Growing up the middle son in a NBA household, Klay was taught to appreciate collective success. When he says he doesn’t take the prosperity of the Warriors for granted, as he often does, he means it.

Growing up between two athletic brothers, Mychel and Trayce, Klay learned teamwork in a very real sense. Julie Thompson is more reticent than her husband Mychal -- as is 99 percent of the world’s population -- but is, above all, a voice of reason. When she speaks, the family listens.

Since being drafted in 2011, Thompson has made six trips to the playoffs in seven seasons, missing only as a rookie.  Of those six consecutive playoff appearances, the last four have landed the Warriors in the NBA Finals, with three championships to show for it. He has been the physical backbone of the squad, missing the fewest games and excelling on both offense and defense.

Thompson has had, by any measure, a charmed career. He knows this would not be true if not for the contributions of Stephen Curry, Kevin Durant, Draymond Green, Andre Igoudala, Shaun Livingston and a couple dozen others who wore the same jersey.

So when it’s time to put a name in big, bold letters atop the marquee, Klay would be the last Warrior to care. He doesn’t want it, partly because he doesn’t like it but mostly such trivialities give him no gratification.

Nah, he’d rather ride this wave for as long as it’s going.

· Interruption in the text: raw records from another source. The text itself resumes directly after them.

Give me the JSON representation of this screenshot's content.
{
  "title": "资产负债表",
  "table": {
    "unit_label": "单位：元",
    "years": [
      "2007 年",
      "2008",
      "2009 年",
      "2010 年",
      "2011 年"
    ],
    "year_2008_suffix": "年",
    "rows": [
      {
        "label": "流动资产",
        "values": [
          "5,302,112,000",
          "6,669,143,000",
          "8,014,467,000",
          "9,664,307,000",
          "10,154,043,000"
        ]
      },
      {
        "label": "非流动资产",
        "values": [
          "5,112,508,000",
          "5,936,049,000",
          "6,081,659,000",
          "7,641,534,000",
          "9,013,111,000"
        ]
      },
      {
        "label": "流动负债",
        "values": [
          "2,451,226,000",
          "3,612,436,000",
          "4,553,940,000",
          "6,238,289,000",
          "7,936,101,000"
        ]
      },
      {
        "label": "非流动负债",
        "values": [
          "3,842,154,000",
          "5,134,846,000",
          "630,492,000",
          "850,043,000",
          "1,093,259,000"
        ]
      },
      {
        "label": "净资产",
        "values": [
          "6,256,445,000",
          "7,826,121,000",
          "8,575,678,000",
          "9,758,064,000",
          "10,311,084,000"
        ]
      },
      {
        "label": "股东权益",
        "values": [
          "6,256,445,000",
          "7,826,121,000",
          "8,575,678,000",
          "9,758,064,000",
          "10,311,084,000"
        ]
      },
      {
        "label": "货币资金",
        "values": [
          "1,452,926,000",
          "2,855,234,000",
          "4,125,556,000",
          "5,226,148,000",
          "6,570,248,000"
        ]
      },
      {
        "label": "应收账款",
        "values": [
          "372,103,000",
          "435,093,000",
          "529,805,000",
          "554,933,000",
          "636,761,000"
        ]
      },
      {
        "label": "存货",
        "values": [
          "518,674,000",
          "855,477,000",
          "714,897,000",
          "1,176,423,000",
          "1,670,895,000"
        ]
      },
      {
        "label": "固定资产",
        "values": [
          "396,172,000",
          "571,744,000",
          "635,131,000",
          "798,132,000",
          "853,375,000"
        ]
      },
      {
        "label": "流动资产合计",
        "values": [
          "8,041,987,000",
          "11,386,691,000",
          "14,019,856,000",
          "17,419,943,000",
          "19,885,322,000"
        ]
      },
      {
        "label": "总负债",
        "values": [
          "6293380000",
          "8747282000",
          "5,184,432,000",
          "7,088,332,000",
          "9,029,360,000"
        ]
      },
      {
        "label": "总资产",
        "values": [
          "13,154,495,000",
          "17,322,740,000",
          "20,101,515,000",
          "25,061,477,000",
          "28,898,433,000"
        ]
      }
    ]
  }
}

Mychal Thompson wants Klay to emulate James Harden in one aspect in 2018-19

Mychal Thompson wants Klay to emulate James Harden in one aspect in 2018-19

Klay Thompson is a well-rounded, versatile player. He shot 52.6 percent from 2-point range last season. He shot 44 percent from 3-point range. He made 83.7 percent of his free throws. He averaged 2.5 assists per game. He's the Warriors' best perimeter defender.

There's not a noticeable weakness to his game.

But his father Mychal spoke to the San Francisco Chronicle's Scott Ostler on Saturday to talk about what kind of differences we'll see in Klay will be during the 2018-19 season and he shared the goal he's set for his son.

"I think you'll see a hungrier player. He's going to try to get more versatile, try to get to the basket a little more, more free throws, being more efficient on offense that way. I always tell him, try to make it a goal to shoot eight (free throws) a game. Eight or 10, like James Harden does," Mychal Thompson told Ostler.

Thompson attempted a career low 1.3 free throw attempts last season. His high-water mark was 3.3 free throw attempts per game during the 2014-15 season. By comparison, Harden attempted 10.1 free throw attempts last season and has surpassed 10 attempts per game in five of the last six seasons.

Of course, the elder Thompson was asked about his son's free agency next summer. Klay told the Bay Area News Group on Saturday that he wants to remain with the Warriors for the rest of his career. His father said the same thing at the Thompson Family Foundation's charity golf tournament on Saturday.

“Oh yeah, you can mark it down. Klay’s going to retire in the Warriors’ uniform. He’s going to play at Chase Center (the Warriors’ new arena, opening in 2019), and he’s not going to be at Chase Center as a visiting player, he’s going to be a Warrior for the next seven or eight years," Mychal said according to The Chronicle.